hotsoup
hotsoup's picture
Offline
Joined: 08/28/2009
Some ideas: You could have a

Some ideas: You could have a generator close to each player, and then have 1, 2, or 3 near the center of the map, equidistant from all players, and force them to fight over those. If they are close enough together, that should prevent stalemates.

If you want something asymetrical, I recommend making a system whereby the players get to place the generators before. Perhaps something like the Twilight Imperium Setup process, where players take turns playing hexes (out of a hand of hexes) to the table, where the build out a galaxy ring by ring. In that case, players are always deciding whether to play good resources near themselves, or hindrances near their opponents. It ends up with a highly variable, but usually quite balanced map.

I don't know if your game uses hexes, but some system where the players have to set up, and have to choose between playing good terrain near themselves or bad terrain near their opponents would probably work well.

Geikamir
Geikamir's picture
Offline
Joined: 10/20/2011
The game I am working on uses

The game I am working on uses a very similar mechanic and I had similar problems. I started of using a square grid with roll to move. With the help of the guys on here I went to hexs and a set amount of moves. I eventually just chose a symertrical map, though I toyed with the idea of player choosing. In the end I feel it will guarentee balance but at the cost of a unique map each game.

I agree that the best way to balance is to calculate perfect movement and make sure each player has equal 'steps' in acquiring all points available.

omni989
Offline
Joined: 04/30/2011
Lets consider deployment

Thanks for the feedback everyone, very helpful.

The game is tabletop so it uses a tape measure. I used the calculation system that you suggested and that worked to show me that the table was balanced. I also took into account that 2 of the gens were very close to each other which means if you win the fight over them you will end up with 2 gens before your opponent can recover.

With the suggestion to have players bid for starting positions I originally had two starting positions set for the map but now I am considering letting the winner of the bid place his deployment zone on any edge of the battlefield. This makes an asymmetrical map produce a different game from every position (I think).

So as an example the map I have at the moment has 4 gens. 2 close to eachother on the WEST side and 1 in the NE and 1 in the SE. Whoever places second must place opposite to his opponent. So if you win teh bidding and decide to place on the W edge you are next to the 2 gens close together. But your opponent then sets up on the E side and is equally close to 2 gens although he will have to split his force. It is tactically better to choose the N or S edge and then race for the 2 close together because you are also close a third gen which is farthest from your opponent. But it would take a few games to properly understand that tactic I expect which will add some depth to the map. I hope all that makes sense in your mind's eye :)

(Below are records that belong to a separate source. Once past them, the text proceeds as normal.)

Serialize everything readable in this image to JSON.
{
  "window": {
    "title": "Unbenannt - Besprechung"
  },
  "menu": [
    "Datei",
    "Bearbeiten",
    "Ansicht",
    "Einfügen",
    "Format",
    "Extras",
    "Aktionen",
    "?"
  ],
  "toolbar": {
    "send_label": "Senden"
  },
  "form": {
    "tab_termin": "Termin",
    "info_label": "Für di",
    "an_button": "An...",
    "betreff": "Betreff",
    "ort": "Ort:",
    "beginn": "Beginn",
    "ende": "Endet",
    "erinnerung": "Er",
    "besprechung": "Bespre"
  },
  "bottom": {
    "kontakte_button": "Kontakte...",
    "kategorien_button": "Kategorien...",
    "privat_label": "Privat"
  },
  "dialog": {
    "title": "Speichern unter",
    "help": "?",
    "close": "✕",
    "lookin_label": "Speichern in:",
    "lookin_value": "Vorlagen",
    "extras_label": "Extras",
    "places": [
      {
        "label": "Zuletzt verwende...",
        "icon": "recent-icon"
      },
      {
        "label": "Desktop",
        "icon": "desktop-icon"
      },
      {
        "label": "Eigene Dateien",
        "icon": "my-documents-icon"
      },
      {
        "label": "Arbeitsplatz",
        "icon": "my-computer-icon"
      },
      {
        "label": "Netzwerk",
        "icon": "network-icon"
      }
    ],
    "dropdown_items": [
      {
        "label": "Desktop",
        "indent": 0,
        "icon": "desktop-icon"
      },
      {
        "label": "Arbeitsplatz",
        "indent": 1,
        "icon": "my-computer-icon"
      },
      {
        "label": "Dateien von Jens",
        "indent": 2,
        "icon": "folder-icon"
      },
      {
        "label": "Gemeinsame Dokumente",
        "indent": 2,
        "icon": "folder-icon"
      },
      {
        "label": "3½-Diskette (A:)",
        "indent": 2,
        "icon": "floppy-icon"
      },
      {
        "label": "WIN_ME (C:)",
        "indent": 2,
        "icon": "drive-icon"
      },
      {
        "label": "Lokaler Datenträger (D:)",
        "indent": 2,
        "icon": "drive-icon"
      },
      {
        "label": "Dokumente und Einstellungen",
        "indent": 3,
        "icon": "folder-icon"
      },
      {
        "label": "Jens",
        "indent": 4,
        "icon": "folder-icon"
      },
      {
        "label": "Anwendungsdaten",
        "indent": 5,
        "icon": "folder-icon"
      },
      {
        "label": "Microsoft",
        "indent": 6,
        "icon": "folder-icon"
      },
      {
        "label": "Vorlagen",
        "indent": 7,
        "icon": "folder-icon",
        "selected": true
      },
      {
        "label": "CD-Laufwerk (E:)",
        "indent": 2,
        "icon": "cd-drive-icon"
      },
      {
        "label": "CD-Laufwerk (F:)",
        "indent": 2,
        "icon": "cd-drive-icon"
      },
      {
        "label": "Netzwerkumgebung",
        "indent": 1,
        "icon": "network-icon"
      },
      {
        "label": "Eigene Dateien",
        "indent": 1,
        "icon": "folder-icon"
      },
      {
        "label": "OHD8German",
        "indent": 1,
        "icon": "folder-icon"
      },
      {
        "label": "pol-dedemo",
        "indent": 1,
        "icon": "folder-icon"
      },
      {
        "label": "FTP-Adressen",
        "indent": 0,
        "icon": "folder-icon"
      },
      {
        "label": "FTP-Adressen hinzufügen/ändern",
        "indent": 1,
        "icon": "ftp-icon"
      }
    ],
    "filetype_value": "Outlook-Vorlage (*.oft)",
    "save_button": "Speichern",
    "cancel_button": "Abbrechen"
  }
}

In addition to this if I add the corners of the battlefield as a viable choice it changes the dynamic of the map even more. In that case it may actually be most advantageous to choose the SW or NW corners forcing your opponent to start in the NE or SE near only 1 Gen. This might unbalance the map a bit so i'll have to check it using ur calculation.

Finally, I am toying with the idea of not forcing it to be opposite ends either. So if your opponent chooses the SW corner you can choose the NW corner. Although this will mean combat is met early it wont affect the gameplay in the long run for two reasons:

1) PLayers only start there they dont have a base or anything to defend
B) dead units re-deploy so combat is not the end all
3!) Players can place re-deploy points around the battlefield by spending energy so can tactically alter the balance of the map depending where they place those deploys.

Well I might have got off track but hopefully there is some interesting stuff to discuss there

PS. what do you think about randomising the starting locations? Does these lead to players blaming their starting location for their loss too much?

Syndicate content


forum | by Dr. Radut